[[ Source material open ]]

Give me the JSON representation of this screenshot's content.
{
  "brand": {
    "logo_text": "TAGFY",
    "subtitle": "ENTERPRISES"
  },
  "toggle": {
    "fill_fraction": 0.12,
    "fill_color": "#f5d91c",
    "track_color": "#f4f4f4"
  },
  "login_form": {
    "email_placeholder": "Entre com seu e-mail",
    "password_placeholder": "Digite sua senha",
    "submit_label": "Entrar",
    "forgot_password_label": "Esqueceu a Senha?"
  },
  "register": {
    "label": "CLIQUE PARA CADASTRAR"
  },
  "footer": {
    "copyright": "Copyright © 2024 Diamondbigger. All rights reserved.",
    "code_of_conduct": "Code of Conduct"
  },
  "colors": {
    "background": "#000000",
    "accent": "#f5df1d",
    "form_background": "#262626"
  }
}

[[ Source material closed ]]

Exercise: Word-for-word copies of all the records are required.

Result of the task:
Give me the JSON representation of this screenshot's content.
{
  "brand": {
    "logo_text": "TAGFY",
    "subtitle": "ENTERPRISES"
  },
  "toggle": {
    "fill_fraction": 0.12,
    "fill_color": "#f5d91c",
    "track_color": "#f4f4f4"
  },
  "login_form": {
    "email_placeholder": "Entre com seu e-mail",
    "password_placeholder": "Digite sua senha",
    "submit_label": "Entrar",
    "forgot_password_label": "Esqueceu a Senha?"
  },
  "register": {
    "label": "CLIQUE PARA CADASTRAR"
  },
  "footer": {
    "copyright": "Copyright © 2024 Diamondbigger. All rights reserved.",
    "code_of_conduct": "Code of Conduct"
  },
  "colors": {
    "background": "#000000",
    "accent": "#f5df1d",
    "form_background": "#262626"
  }
}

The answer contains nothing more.